My next mission was to secure my own rental car and drive to the hotel in Bethlehem. The line at the rental counter was two people long, so I had time to update CompuBox president Bob Canobbio and his son, Nic. The process was delayed somewhat when the reservation had a Prius assigned to me, which, based on past experience, I knew I couldn’t drive. Once another car, a gray 2014 Elantra, was secured, I was on my way.
The normally 12-minute drive was lengthened somewhat by several factors. First, my Magellan GPS caused me to go astray on one particular turn because the pink line that denotes the proper path indicated multiple roads. It turned out I took the “wrong” fork and thus had to make a legal U-turn. Second, I had some issues finding the hotel parking garage and, once I got there, spotting an empty space. Finally, once I achieved those objectives, I had to ask directions to the hotel registration desk because in order to get there, one had to first weave his way through a large casino area that lacked proper signage.

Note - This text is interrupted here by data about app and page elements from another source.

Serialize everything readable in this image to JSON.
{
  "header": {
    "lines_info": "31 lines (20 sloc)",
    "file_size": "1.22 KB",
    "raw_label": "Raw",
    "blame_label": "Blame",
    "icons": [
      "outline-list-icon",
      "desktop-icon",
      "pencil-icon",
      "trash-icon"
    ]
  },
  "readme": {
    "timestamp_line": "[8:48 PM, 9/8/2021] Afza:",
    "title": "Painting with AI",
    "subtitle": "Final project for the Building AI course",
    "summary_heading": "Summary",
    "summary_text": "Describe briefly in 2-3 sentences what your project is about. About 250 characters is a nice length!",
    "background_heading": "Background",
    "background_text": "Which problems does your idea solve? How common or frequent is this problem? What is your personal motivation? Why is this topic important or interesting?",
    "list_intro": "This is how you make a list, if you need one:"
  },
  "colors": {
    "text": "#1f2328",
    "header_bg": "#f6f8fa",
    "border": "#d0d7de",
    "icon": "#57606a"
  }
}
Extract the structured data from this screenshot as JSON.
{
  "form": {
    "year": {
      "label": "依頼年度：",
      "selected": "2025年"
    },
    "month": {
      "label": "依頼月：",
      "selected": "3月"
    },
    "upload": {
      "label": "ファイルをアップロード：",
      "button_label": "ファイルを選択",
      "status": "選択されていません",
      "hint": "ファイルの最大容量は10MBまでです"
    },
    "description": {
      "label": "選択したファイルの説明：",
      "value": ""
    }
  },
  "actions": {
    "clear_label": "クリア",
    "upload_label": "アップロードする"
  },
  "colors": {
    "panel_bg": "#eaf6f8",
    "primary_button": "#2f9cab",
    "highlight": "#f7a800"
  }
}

I arrived in my room at 8:40 and as it turned out, the live tennis match between Milos Raonic and Feliciano Lopez (which was in the midst of a second-set tie-break) went into a third and deciding set, which pushed back the start of ESPN2’s “Friday Night Fights” broadcast by nearly 30 minutes. I was happy to see that I would get my full fight fix.
For me, the highlight of the broadcast wasn’t the 17-second blowout by Zhang Zhilei – which may arguably be the worst single fight FNF has aired in the series’ 16-year history – but rather the second fight between super middleweights Jason Escalera and Norbert Nemesapati that yielded particularly fascinating stats. After the 18-year-old Romanian rocked Escalera with a combination in round one (a round that saw Nemesapati outland Escalera 43-25), Escalera turned the tables in round two by unleashing 115 punches and outlanding Nemesapati, 46-15. From then on, Escalera issued a dreadful pounding to the youngster before winning an appropriately lopsided decision.
After the show ended, I went downstairs to the Mo’ Burger outlet in the food court and purchased two hot dogs, French fries and a Diet Pepsi to go, returned to my room and caught up on all the news I had missed on this most adventurous Travelin’ Man day. And to think, just 10 hours earlier, when I sat at the terminal in Pittsburgh, I had wondered what the subject for this story would be.
Lee Groves is a boxing writer and historian based in Friendly, W.Va. He is a full member of the BWAA, from which he has won 12 writing awards, including nine in the last four years and two first-place awards since 2011. He has been an elector for the International Boxing Hall of Fame since 2001 and is also a writer, researcher and punch-counter for CompuBox, Inc. He is the author of “Tales From the Vault: A Celebration of 100 Boxing Closet Classics. To order, please visit Amazon.com or email the author at firstname.lastname@example.org to arrange for autographed copies.